Please report every line from the material that contains the word "JSON".

=== Dataset records ===

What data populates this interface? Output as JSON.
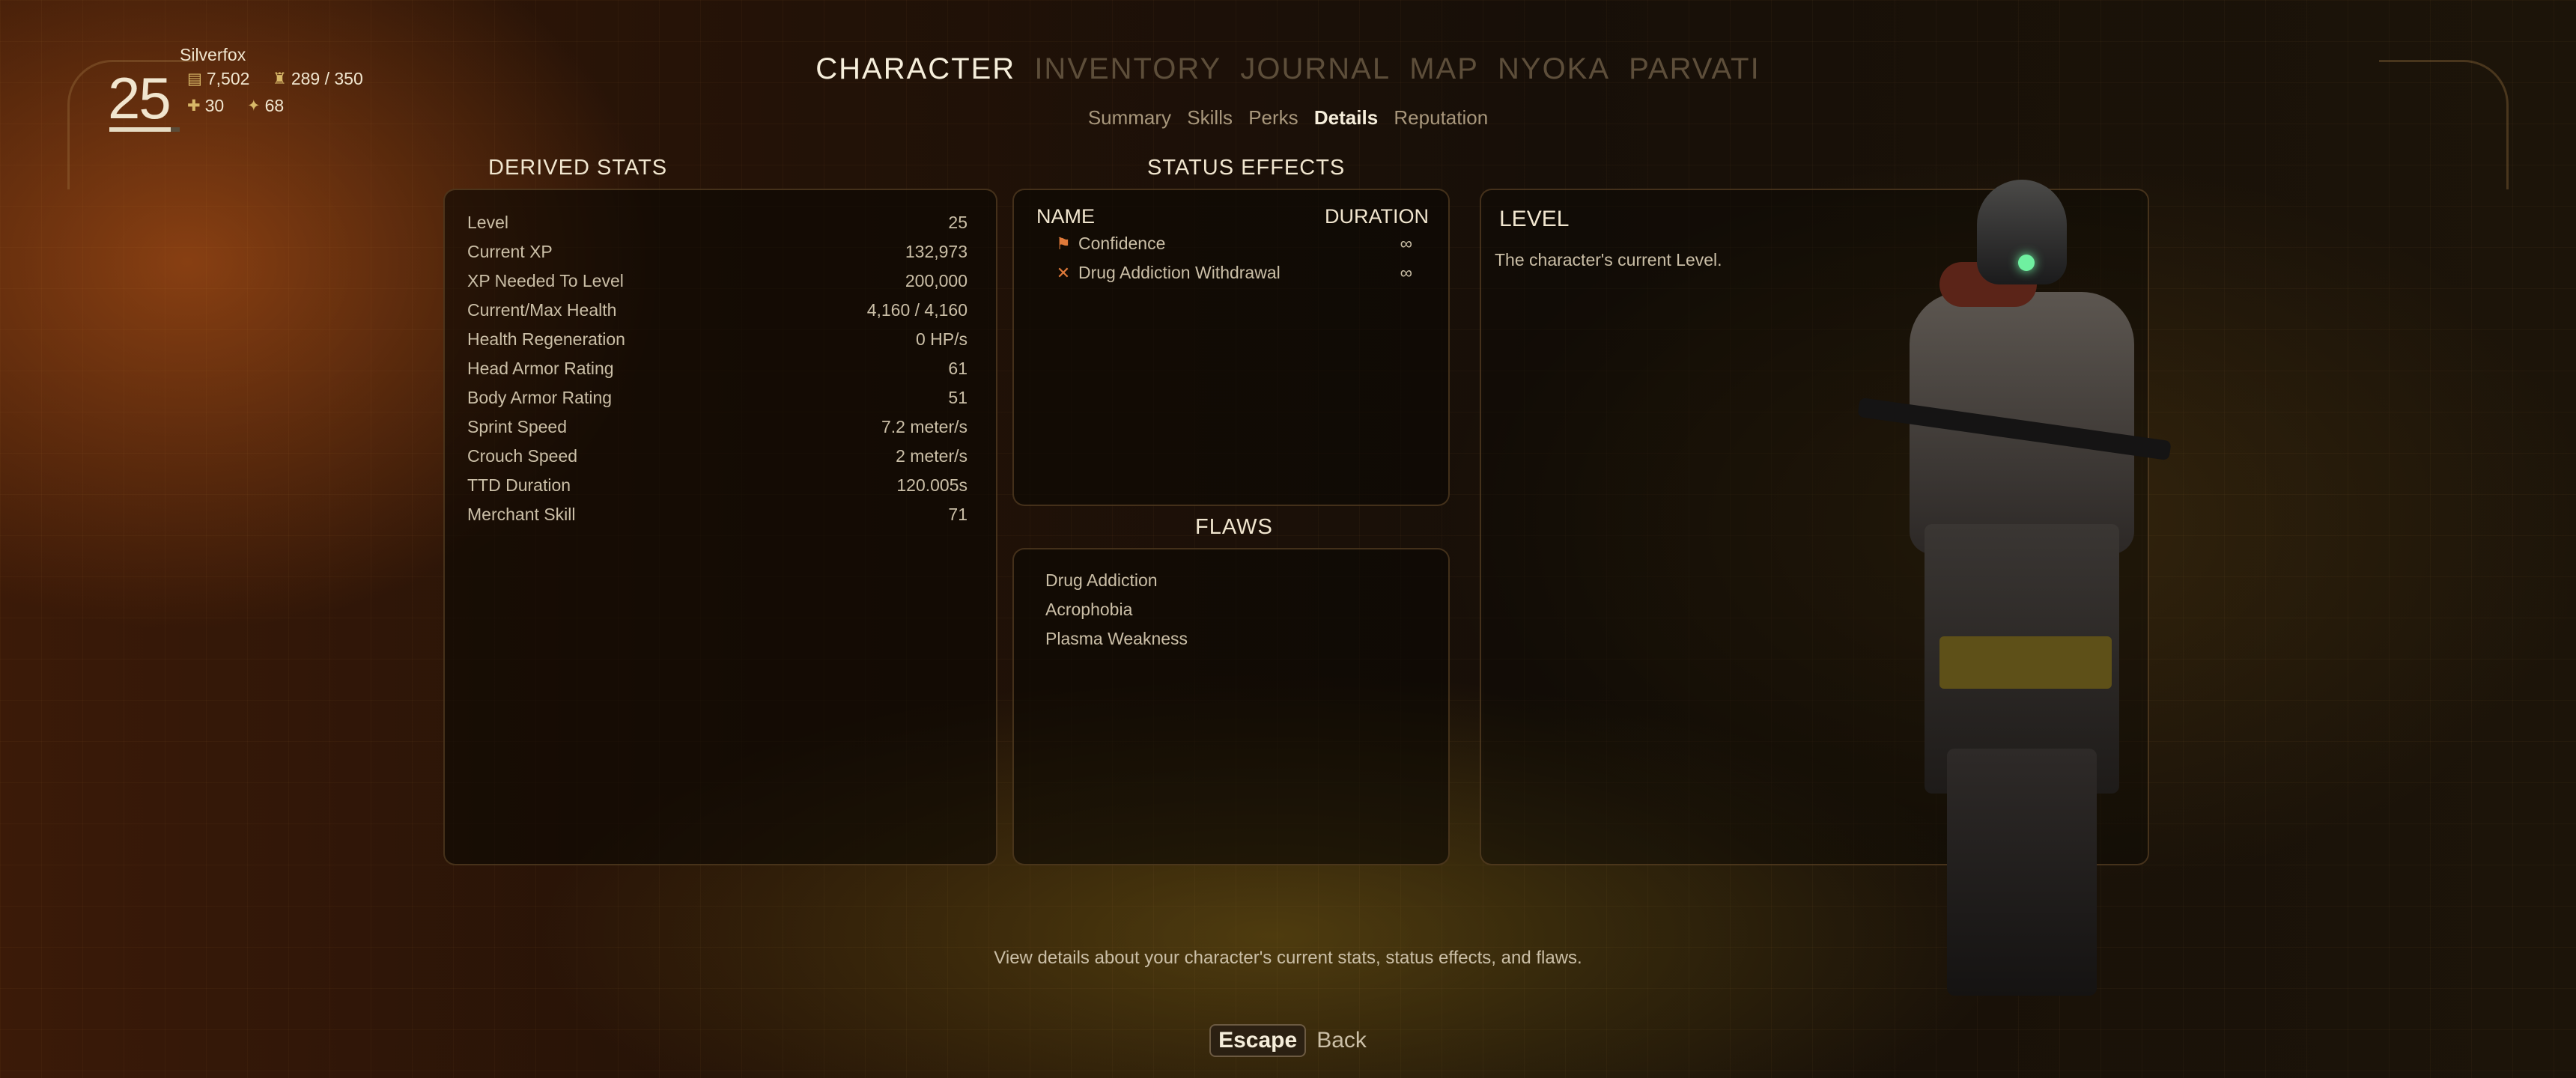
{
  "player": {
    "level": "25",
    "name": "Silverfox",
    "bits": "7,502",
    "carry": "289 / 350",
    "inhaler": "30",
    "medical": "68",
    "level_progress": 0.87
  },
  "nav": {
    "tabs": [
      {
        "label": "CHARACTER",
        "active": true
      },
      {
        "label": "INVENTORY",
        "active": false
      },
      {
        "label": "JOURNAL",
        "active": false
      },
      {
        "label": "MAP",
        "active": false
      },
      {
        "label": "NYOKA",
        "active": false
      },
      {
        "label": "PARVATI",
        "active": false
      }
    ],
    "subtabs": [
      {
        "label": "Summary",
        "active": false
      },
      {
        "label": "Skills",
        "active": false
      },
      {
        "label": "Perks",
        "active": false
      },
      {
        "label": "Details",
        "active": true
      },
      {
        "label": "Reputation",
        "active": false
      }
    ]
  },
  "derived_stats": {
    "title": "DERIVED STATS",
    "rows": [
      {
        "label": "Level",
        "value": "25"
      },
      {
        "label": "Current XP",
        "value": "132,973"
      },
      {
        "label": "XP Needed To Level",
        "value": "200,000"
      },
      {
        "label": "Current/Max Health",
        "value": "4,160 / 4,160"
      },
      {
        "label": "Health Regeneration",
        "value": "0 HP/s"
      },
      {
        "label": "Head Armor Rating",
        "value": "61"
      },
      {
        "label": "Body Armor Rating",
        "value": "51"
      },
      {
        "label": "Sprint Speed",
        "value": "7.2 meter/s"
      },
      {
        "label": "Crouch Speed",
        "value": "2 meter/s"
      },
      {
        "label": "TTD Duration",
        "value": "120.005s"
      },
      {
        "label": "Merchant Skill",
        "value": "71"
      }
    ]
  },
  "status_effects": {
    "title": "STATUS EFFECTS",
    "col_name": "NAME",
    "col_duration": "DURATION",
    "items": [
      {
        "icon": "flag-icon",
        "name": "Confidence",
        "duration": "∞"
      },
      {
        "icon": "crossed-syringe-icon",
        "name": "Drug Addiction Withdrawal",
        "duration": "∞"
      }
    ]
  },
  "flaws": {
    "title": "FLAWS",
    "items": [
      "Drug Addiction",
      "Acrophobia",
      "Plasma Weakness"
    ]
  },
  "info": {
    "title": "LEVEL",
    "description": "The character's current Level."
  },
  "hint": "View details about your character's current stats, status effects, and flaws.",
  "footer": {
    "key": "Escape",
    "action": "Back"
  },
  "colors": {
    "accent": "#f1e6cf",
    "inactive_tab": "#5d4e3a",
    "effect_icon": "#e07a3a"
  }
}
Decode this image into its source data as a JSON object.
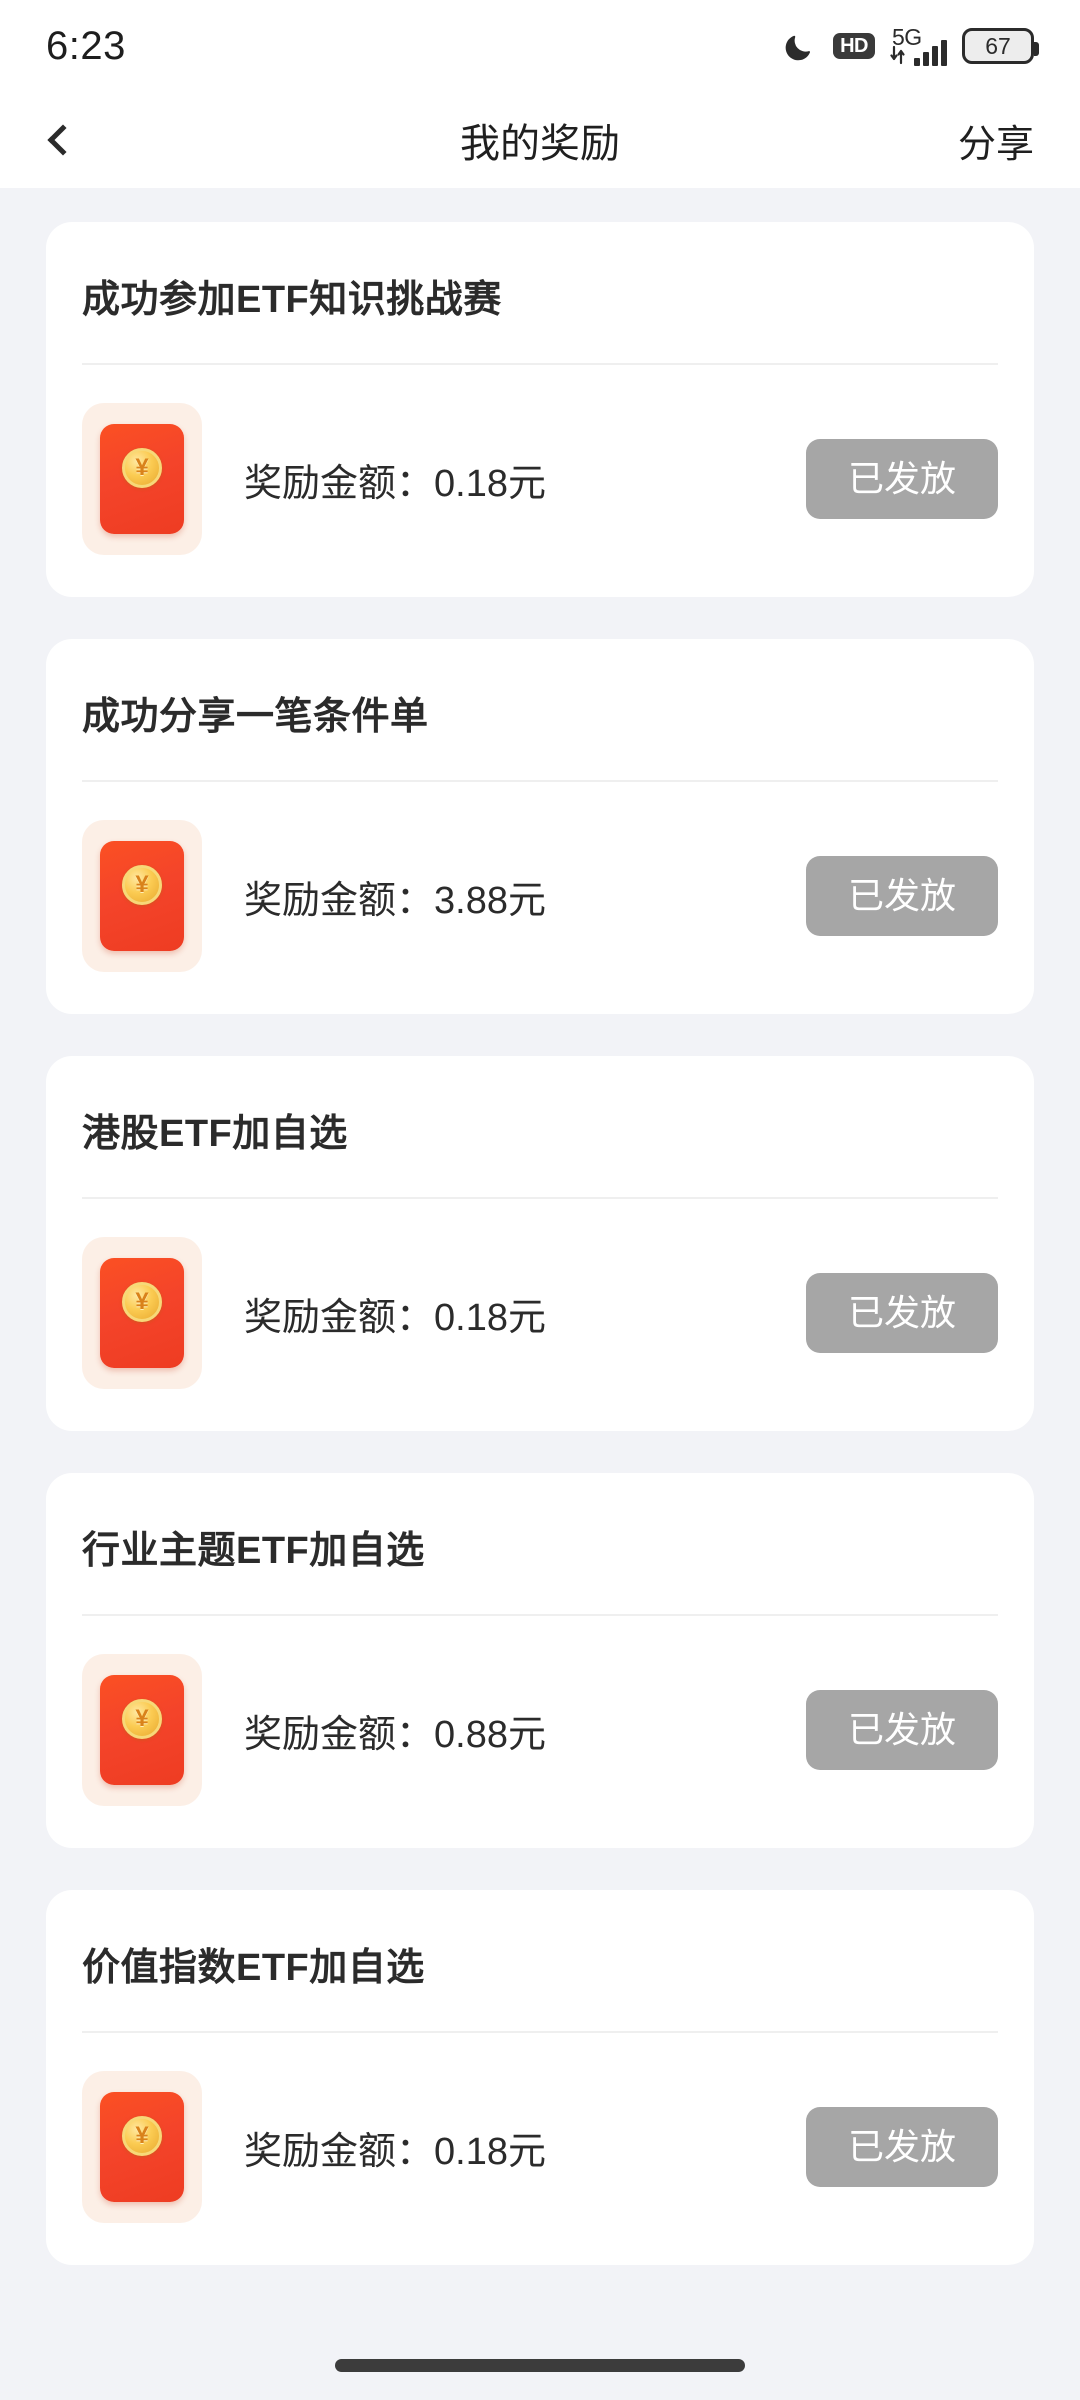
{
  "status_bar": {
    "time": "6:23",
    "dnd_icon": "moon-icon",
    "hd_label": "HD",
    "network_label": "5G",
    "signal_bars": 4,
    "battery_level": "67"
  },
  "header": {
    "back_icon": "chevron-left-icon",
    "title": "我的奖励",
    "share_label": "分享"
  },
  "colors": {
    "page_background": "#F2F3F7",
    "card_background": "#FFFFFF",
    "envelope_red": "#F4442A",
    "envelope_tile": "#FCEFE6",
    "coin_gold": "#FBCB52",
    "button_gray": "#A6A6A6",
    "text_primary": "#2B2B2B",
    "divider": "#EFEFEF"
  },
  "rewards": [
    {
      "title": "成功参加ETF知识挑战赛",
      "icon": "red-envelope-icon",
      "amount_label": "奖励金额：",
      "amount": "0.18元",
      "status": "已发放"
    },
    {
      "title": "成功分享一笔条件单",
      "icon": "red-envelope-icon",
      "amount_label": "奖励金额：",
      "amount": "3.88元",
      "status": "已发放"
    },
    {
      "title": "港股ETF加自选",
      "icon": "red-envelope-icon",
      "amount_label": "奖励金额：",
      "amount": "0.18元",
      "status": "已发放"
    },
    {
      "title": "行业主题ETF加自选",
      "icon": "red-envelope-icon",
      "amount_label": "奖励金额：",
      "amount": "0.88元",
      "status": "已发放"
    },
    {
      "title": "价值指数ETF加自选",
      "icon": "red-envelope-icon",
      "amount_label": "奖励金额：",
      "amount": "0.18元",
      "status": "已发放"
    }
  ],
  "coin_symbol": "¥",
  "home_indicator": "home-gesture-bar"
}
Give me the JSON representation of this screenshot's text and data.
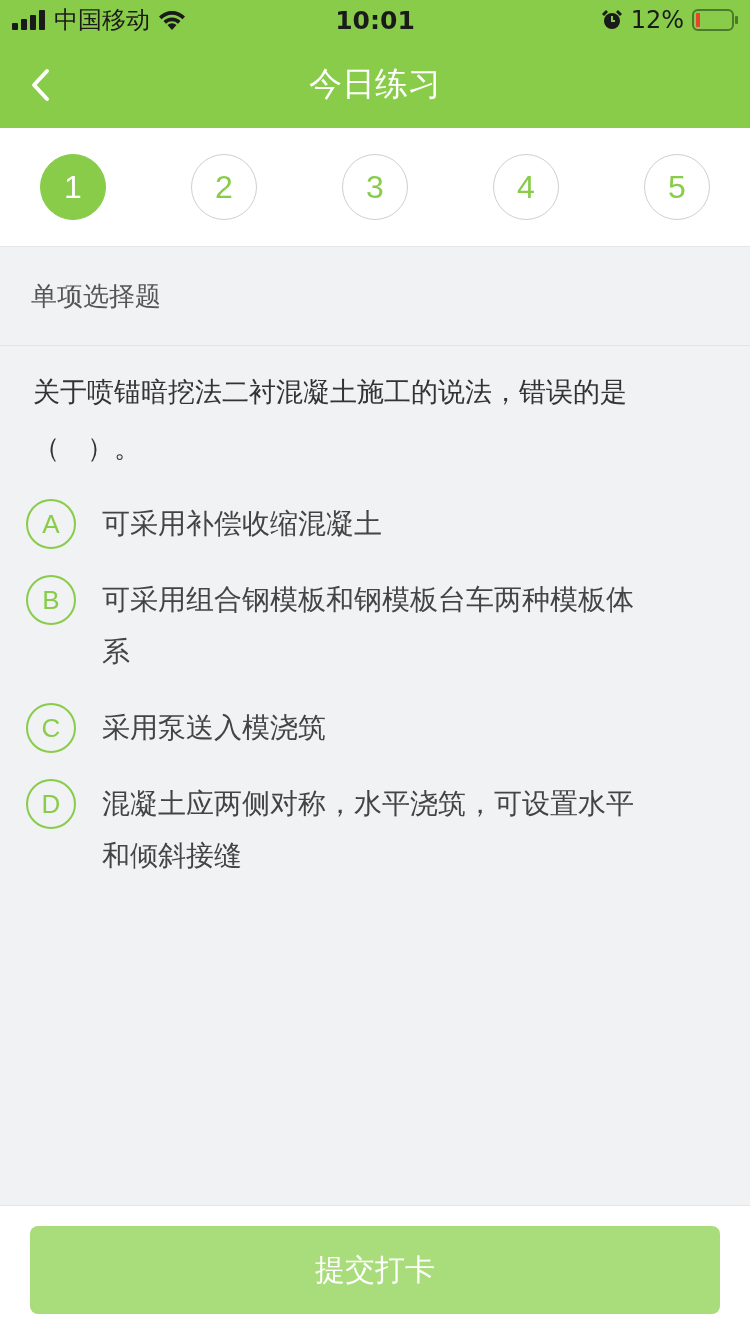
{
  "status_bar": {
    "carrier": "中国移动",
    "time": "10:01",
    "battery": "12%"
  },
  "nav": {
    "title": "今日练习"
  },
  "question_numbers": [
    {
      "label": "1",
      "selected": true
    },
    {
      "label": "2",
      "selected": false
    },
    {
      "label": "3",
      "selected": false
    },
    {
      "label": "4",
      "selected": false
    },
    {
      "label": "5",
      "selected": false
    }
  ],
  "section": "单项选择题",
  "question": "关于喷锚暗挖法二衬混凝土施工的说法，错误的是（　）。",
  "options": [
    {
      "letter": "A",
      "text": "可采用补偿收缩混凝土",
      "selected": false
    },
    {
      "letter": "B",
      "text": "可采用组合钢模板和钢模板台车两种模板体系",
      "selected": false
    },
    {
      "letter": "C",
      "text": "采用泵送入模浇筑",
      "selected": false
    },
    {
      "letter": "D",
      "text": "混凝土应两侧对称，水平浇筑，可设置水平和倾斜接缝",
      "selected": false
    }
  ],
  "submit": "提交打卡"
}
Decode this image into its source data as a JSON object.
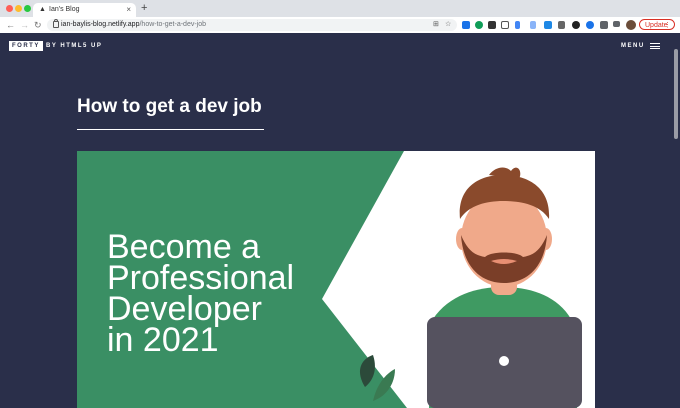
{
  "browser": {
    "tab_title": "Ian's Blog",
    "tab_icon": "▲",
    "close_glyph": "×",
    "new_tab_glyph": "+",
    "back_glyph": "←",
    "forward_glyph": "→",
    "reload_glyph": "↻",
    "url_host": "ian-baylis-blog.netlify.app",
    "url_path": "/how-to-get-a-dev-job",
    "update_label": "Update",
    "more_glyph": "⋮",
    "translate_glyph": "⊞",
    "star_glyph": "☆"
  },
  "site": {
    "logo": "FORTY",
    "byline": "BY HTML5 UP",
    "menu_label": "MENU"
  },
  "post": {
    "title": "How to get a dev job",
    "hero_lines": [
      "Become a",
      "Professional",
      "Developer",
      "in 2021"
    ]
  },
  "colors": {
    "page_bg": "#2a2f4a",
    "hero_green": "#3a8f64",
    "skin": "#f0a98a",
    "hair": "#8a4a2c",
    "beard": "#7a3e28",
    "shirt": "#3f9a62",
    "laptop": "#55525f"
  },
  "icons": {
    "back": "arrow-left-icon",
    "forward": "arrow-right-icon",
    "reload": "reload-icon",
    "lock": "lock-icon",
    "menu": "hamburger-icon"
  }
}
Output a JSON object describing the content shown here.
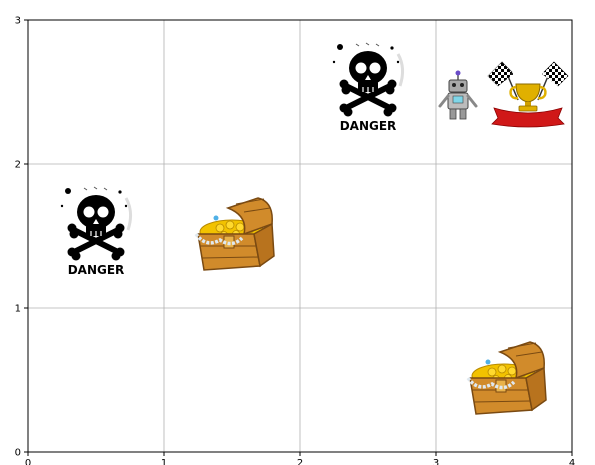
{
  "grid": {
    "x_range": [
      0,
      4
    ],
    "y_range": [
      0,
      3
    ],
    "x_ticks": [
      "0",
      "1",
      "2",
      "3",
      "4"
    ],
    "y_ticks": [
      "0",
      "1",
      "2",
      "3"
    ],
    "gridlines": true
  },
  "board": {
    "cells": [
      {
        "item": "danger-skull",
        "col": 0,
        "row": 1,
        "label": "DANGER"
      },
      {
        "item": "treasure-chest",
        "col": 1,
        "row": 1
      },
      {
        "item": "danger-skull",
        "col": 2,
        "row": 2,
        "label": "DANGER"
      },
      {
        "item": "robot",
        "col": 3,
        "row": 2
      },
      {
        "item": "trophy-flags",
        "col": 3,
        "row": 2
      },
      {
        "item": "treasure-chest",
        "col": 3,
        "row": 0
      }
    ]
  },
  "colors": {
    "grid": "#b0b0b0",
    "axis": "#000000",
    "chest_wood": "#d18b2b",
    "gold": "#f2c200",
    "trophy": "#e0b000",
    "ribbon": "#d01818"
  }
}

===

__Answer area__.
What data populates this interface? Output as JSON.
Decode this image into its source data as a JSON object.
Give me the JSON representation of this screenshot's text and data.
Decode this image into its source data as a JSON object.
Output a JSON object describing the content shown here.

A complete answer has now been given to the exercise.